        “It’s how we’re spending Christmas. Helping other people find joy. Maybe we’ll find a little of it, too. So eat up, and then go throw on some clothes. We leave in one hour.”  Four pair of eyes looked at her with expressions ranging from “Mom’s finally lost it” to “Do I have to?”  She chose to ignore them.

    When they arrived at the Mission Gospel, the laughter and music filled their ears. The doors opened to a brightly lit room crammed with people. The aroma of turkey with all the fixings whiffed through the air. Jane shuffled her kids to the volunteer table.  “It won’t be so bad.
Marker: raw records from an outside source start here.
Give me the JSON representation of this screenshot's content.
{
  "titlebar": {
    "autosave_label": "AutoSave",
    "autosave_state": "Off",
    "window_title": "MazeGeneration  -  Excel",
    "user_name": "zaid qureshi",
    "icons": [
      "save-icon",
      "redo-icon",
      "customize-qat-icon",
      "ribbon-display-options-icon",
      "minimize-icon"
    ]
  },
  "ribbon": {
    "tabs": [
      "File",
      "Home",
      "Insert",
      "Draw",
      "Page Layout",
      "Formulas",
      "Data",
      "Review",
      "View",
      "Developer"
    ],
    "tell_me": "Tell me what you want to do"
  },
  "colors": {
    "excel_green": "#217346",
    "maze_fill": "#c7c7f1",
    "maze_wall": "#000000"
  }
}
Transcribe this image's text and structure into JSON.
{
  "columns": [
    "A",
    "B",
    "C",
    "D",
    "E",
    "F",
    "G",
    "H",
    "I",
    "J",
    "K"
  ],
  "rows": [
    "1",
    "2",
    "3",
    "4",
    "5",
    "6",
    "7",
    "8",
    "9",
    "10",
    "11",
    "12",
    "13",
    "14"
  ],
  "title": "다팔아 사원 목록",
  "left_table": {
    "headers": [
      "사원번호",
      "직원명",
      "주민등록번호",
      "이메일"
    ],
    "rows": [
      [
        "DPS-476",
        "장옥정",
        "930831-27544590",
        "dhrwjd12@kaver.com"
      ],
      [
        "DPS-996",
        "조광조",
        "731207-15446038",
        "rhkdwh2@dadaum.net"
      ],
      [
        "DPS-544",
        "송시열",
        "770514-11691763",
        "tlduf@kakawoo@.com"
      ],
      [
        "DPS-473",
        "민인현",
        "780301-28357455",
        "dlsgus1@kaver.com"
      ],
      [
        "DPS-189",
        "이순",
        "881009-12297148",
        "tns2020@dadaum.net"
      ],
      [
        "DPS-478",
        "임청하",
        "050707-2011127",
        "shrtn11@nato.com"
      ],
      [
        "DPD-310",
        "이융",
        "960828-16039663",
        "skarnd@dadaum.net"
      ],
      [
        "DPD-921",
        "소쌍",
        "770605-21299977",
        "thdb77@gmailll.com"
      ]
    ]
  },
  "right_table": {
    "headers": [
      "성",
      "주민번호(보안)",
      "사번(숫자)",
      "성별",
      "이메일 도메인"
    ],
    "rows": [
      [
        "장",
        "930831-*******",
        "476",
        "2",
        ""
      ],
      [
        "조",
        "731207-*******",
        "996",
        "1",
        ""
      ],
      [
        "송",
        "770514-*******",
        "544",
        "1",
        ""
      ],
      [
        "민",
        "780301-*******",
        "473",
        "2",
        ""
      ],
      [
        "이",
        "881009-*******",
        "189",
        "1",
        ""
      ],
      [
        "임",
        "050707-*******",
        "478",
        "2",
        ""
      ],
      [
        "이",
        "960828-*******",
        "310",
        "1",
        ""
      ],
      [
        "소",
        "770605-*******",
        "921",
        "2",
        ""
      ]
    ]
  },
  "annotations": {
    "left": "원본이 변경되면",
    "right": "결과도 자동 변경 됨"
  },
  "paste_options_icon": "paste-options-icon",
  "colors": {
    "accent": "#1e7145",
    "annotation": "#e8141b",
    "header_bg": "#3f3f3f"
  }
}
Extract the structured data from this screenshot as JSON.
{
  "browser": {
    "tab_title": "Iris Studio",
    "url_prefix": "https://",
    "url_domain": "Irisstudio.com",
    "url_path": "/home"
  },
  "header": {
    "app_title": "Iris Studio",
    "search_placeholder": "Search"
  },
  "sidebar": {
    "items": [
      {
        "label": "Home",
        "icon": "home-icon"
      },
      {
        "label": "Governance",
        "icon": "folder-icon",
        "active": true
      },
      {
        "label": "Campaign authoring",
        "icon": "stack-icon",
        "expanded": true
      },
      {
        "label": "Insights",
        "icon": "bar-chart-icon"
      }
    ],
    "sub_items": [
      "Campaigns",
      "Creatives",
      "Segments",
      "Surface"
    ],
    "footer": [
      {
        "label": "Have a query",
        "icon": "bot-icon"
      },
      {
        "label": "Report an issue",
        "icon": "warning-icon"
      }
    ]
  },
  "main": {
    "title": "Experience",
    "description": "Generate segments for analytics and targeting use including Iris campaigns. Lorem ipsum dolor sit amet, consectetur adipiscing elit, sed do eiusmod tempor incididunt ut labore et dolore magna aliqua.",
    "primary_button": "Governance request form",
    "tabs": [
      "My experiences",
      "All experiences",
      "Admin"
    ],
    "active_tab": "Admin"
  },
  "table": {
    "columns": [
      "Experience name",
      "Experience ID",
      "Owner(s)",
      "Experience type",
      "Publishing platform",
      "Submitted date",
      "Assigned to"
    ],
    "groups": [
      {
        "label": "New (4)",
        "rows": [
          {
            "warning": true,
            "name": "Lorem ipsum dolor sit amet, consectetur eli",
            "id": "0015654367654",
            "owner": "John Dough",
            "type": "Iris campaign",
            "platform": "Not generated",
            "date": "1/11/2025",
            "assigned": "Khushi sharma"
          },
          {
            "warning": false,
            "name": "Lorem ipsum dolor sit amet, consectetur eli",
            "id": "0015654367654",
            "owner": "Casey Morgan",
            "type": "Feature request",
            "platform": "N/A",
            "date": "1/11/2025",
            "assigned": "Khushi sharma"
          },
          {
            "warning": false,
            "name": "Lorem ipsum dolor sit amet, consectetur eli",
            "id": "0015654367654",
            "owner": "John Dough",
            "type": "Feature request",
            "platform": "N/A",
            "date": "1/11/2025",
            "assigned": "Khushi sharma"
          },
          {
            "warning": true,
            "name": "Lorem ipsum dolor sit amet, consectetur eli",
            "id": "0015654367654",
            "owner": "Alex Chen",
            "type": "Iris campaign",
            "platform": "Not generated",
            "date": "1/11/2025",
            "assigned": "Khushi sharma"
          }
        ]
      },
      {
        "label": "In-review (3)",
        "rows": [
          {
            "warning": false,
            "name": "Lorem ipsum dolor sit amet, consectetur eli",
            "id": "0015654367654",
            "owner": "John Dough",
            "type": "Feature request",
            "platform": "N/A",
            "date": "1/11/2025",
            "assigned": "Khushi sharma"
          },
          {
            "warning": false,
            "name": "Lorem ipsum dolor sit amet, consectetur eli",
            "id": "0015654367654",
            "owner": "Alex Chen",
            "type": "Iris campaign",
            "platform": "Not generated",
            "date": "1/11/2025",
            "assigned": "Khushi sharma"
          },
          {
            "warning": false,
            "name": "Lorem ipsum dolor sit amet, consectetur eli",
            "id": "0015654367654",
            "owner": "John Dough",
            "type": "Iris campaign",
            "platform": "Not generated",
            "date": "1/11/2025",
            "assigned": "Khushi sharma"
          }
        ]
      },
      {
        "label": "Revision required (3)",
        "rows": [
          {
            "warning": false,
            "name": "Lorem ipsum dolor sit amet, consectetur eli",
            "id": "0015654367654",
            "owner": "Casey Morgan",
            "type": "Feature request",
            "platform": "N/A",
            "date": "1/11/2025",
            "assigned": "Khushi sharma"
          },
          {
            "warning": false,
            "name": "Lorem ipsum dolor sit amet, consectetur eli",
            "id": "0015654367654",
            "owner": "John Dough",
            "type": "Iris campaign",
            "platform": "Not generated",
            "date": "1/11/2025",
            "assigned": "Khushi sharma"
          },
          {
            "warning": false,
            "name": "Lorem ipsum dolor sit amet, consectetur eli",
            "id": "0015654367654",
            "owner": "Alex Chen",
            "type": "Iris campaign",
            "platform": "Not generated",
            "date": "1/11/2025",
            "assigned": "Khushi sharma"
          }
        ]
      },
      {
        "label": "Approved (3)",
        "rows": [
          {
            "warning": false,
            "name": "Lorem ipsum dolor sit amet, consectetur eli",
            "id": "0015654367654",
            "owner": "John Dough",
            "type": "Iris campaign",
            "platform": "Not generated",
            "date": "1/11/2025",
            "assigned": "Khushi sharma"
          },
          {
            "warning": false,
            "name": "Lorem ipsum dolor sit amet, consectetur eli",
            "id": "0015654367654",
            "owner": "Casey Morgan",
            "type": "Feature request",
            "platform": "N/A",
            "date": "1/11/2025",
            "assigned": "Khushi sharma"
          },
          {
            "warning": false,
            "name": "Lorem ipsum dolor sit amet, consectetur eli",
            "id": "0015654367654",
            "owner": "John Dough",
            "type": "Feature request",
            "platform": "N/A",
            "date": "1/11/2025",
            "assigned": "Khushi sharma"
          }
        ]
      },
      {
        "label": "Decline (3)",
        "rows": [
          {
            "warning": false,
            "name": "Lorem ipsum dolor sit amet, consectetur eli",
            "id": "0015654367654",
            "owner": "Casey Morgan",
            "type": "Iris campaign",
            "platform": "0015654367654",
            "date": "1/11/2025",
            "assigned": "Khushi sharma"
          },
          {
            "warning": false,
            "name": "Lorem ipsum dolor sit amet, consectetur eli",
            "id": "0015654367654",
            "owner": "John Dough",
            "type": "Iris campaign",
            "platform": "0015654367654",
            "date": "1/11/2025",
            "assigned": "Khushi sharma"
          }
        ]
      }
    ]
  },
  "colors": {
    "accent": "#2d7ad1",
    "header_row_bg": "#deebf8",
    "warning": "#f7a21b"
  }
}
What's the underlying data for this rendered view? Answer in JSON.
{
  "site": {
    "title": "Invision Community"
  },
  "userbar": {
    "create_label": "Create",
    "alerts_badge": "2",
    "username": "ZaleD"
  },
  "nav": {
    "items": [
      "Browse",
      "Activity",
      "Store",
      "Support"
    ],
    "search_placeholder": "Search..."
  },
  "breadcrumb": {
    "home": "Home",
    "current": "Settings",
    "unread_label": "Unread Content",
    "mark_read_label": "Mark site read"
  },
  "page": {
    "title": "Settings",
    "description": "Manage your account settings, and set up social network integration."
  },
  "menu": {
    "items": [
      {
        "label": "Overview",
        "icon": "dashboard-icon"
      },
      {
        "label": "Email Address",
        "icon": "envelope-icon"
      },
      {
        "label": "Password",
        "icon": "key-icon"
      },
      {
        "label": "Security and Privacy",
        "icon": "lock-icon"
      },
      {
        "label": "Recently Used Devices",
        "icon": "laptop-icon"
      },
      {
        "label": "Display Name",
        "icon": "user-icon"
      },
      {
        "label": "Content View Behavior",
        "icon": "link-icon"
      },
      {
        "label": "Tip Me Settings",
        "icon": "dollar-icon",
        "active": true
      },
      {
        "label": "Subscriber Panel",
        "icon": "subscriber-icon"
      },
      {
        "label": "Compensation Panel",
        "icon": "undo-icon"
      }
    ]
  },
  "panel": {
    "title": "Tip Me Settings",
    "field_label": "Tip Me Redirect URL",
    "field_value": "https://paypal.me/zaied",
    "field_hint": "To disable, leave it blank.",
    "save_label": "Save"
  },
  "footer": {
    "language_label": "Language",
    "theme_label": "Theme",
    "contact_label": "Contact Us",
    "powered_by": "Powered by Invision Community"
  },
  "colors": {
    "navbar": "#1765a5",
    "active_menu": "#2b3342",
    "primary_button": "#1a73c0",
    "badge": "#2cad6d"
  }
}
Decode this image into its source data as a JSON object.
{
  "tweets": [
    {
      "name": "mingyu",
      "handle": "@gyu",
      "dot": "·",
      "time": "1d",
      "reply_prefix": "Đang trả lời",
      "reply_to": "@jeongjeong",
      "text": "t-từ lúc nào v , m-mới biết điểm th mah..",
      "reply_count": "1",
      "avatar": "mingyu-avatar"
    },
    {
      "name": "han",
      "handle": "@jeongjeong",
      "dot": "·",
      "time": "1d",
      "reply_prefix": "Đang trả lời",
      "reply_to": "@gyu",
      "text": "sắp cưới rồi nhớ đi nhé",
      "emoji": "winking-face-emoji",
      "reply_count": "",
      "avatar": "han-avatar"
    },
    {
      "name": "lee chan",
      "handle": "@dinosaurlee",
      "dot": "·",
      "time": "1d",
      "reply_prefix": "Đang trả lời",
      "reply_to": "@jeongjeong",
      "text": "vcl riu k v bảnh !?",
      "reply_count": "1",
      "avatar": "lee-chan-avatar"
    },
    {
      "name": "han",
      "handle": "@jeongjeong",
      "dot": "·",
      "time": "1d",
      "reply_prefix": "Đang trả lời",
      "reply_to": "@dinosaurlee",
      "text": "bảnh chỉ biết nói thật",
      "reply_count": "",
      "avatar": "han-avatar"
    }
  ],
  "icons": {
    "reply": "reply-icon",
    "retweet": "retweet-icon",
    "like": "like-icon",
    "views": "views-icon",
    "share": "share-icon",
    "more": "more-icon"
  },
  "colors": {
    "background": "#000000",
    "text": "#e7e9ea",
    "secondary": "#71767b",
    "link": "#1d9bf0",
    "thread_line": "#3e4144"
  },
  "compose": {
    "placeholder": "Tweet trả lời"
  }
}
Just three hours and we’ll leave.”

      Halfway through the afternoon as she wiped down the tables, Jane spotted two of her kids showing some small children how to blow bubbles. Jed held a small boy on his lap while reading a story to a half-circle of others seated on the floor. Jez brushed a girl’s hair and tied a ribbon in it. All of them had smiles stretching to their cheeks.

     That evening they sat on the floor, surrounded by pizza remnants and a half-finished puzzle. Their eyes sparkled as they sang acapella carols, led by Jez. Little Jeremy threw his arms around Jane’s neck. “This is the best Christmas ever, Mom.”

Josie nodded “Yes, it is. Can we do this next year, too?”

Jane’s eyes dampened as she gazed into each shining face. “Absolutely. I can hardly wait.”


                            May you find God in Christmas this year…. blessings.  Julie

Read Full Post »

%d bloggers like this: